Try it
Copy every line of the data that contains the string "Deployment".

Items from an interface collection
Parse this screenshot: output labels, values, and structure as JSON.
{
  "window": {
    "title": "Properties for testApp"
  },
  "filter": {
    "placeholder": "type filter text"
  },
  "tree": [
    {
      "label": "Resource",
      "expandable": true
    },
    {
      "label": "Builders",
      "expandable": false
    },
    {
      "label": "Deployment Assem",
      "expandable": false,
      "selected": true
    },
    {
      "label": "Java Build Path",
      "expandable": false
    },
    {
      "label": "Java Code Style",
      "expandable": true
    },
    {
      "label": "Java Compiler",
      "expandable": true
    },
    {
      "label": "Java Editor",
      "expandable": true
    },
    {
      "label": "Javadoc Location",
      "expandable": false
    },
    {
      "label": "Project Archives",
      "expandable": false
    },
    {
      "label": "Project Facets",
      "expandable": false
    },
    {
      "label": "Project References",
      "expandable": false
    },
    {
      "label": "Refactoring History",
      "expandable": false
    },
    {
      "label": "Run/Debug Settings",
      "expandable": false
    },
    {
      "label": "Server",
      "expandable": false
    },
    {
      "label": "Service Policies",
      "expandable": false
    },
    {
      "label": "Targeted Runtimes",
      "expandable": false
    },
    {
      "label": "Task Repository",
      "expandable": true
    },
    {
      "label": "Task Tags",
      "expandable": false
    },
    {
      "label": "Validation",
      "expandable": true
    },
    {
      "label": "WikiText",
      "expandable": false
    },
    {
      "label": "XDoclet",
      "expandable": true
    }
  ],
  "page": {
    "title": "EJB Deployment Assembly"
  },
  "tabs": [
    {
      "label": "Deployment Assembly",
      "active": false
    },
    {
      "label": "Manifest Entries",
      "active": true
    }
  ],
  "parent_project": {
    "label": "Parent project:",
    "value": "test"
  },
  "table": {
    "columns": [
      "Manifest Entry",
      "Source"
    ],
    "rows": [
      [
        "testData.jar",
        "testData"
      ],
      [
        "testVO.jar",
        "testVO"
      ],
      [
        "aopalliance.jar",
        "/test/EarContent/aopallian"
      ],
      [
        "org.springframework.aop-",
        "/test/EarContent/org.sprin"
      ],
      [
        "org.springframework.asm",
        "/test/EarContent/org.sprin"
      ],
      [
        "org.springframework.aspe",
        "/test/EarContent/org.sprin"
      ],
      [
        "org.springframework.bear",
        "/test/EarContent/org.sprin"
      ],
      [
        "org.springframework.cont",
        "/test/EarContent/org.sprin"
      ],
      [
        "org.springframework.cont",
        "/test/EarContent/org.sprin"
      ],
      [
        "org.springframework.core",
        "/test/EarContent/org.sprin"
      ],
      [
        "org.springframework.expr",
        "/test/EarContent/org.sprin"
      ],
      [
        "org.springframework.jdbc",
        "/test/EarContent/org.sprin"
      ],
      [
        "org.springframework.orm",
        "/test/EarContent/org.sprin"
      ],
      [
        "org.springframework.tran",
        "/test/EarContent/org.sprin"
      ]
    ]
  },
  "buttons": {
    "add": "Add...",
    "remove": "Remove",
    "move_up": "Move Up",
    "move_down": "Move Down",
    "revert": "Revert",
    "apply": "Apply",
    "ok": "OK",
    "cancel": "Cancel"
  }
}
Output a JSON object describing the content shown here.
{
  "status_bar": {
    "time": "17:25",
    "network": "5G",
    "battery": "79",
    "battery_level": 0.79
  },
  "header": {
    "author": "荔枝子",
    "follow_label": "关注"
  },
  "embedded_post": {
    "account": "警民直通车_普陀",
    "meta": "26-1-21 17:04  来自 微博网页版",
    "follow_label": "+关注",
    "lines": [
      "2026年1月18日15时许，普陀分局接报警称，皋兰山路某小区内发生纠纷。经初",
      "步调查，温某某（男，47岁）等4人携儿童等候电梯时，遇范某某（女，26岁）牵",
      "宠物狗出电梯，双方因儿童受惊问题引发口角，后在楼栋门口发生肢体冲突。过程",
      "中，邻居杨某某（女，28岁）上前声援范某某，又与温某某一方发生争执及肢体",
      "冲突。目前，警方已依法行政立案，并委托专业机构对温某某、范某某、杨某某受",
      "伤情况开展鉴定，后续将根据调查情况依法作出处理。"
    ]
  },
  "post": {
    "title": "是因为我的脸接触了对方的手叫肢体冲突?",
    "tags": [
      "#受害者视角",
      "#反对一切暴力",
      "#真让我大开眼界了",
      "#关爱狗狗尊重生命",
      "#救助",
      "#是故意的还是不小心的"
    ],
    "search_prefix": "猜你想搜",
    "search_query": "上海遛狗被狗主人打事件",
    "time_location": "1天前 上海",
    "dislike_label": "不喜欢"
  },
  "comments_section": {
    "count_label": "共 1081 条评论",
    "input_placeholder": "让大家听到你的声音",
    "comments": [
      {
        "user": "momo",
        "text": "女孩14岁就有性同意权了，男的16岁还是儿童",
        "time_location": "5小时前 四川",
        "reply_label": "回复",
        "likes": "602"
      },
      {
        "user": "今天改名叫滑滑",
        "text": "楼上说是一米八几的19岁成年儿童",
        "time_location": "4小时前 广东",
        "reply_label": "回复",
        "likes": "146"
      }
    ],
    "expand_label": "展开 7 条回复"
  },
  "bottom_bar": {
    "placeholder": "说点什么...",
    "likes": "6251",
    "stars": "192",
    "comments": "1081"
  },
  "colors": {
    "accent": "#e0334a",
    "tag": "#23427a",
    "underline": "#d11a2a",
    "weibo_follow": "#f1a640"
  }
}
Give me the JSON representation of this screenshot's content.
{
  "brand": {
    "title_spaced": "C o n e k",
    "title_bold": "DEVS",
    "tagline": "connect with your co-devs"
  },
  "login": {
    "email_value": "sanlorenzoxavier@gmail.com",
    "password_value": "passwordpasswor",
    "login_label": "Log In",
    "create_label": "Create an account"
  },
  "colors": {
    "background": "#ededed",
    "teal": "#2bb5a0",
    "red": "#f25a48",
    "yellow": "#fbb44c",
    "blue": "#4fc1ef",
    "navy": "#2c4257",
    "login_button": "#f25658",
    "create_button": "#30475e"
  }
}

Task output
      "label": "Deployment Assem",
    "title": "EJB Deployment Assembly"
      "label": "Deployment Assembly",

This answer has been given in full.